Nature conservation education of zoos needs improvement

Submitted on Tue, 04/17/2018 - 16:01

The nature conservation education of zoos aims at not only teaching visitors about animals and nature conservation but also at changing attitudes and everyday practices. However, zoos still count too much on the fact that the mere viewing of animals and info boards on animal species is enough to convince the visitors of the necessity and means of nature conservation.

A recent literature review on zoo conservation education and an interview study at Helsinki Zoo in Finland indicate that the conservation education of zoos relies too much on an expert–driven model where visitors are relegated to the role of learning from experts’ conservation projects and donating money to them.

Another problem is what zoos actually teach visitors about the relationship between humans and other animals: that humans control other species. This is not the best starting point for generating empathy and changing everyday practices.

Modern zoos strive to be places for nature conservation and conservation education. Every year, millions of visitors visit zoos worldwide, most of whom are interested in animals and nature to begin with. However, the current 6th wave of extinction and the critical situation with climate change would require stronger investment in the effectiveness of conservation education.

“Credible conservation education in zoos should tie the exhibited animals and the everyday practices of visitors more strongly together. More practical information should be given on how e.g. everyday diet choices, energy consumption and modes of transport contribute to the loss of biodiversity and climate change.” says researcher Nina V. Nygren from the University of Tampere.

In addition, active learning methods – for example those already familiar from museum education – could be applied along with placing more emphasis on the emotions animals arouse in people.


Nygren, N. V., & Ojalammi, S. (2018). Conservation education in zoos: a literature review. TRACE∴ Finnish Journal for Human-Animal Studies, 4.
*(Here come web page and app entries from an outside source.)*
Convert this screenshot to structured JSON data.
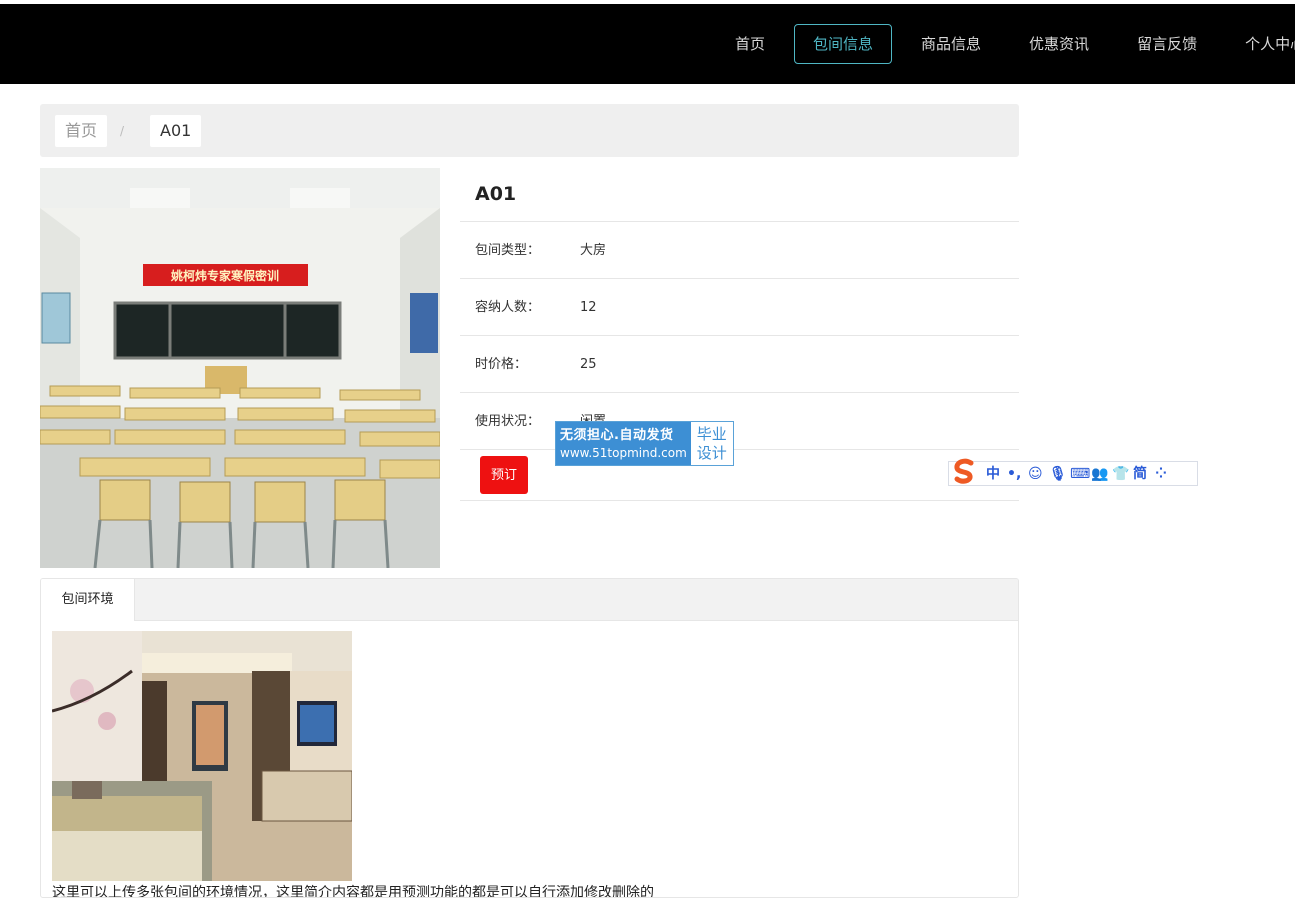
{
  "nav": {
    "items": [
      {
        "label": "首页",
        "active": false
      },
      {
        "label": "包间信息",
        "active": true
      },
      {
        "label": "商品信息",
        "active": false
      },
      {
        "label": "优惠资讯",
        "active": false
      },
      {
        "label": "留言反馈",
        "active": false
      },
      {
        "label": "个人中心",
        "active": false
      }
    ]
  },
  "breadcrumb": {
    "home": "首页",
    "separator": "/",
    "current": "A01"
  },
  "room": {
    "name": "A01",
    "type_label": "包间类型：",
    "type_value": "大房",
    "capacity_label": "容纳人数：",
    "capacity_value": "12",
    "price_label": "时价格：",
    "price_value": "25",
    "status_label": "使用状况：",
    "status_value": "闲置",
    "book_label": "预订",
    "banner_text": "姚柯炜专家寒假密训"
  },
  "watermark": {
    "line1": "无须担心.自动发货",
    "line2": "www.51topmind.com",
    "right1": "毕业",
    "right2": "设计"
  },
  "ime": {
    "items": [
      "中",
      "•,",
      "☺",
      "🎙",
      "⌨",
      "👥",
      "👕",
      "简",
      "⁘"
    ]
  },
  "tabs": {
    "active": "包间环境",
    "description": "这里可以上传多张包间的环境情况，这里简介内容都是用预测功能的都是可以自行添加修改删除的"
  },
  "colors": {
    "accent": "#4fb6c4",
    "book_button": "#ee1111",
    "topbar": "#000000"
  }
}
Ojalammi, S., & Nygren, N. V. (2018). Visitor Perceptions of Nature Conservation at Helsinki Zoo. Anthrozoös, 31(2), 233-246.

Note: Open Access for some weeks. You can also ask for the original article from the authors.

For more information, please contact:
Researcher, University Lecturer Nina V. Nygren
tel.+358-(0)40 563 6472, nina.nygren ( a )
School of Management, University of Tampere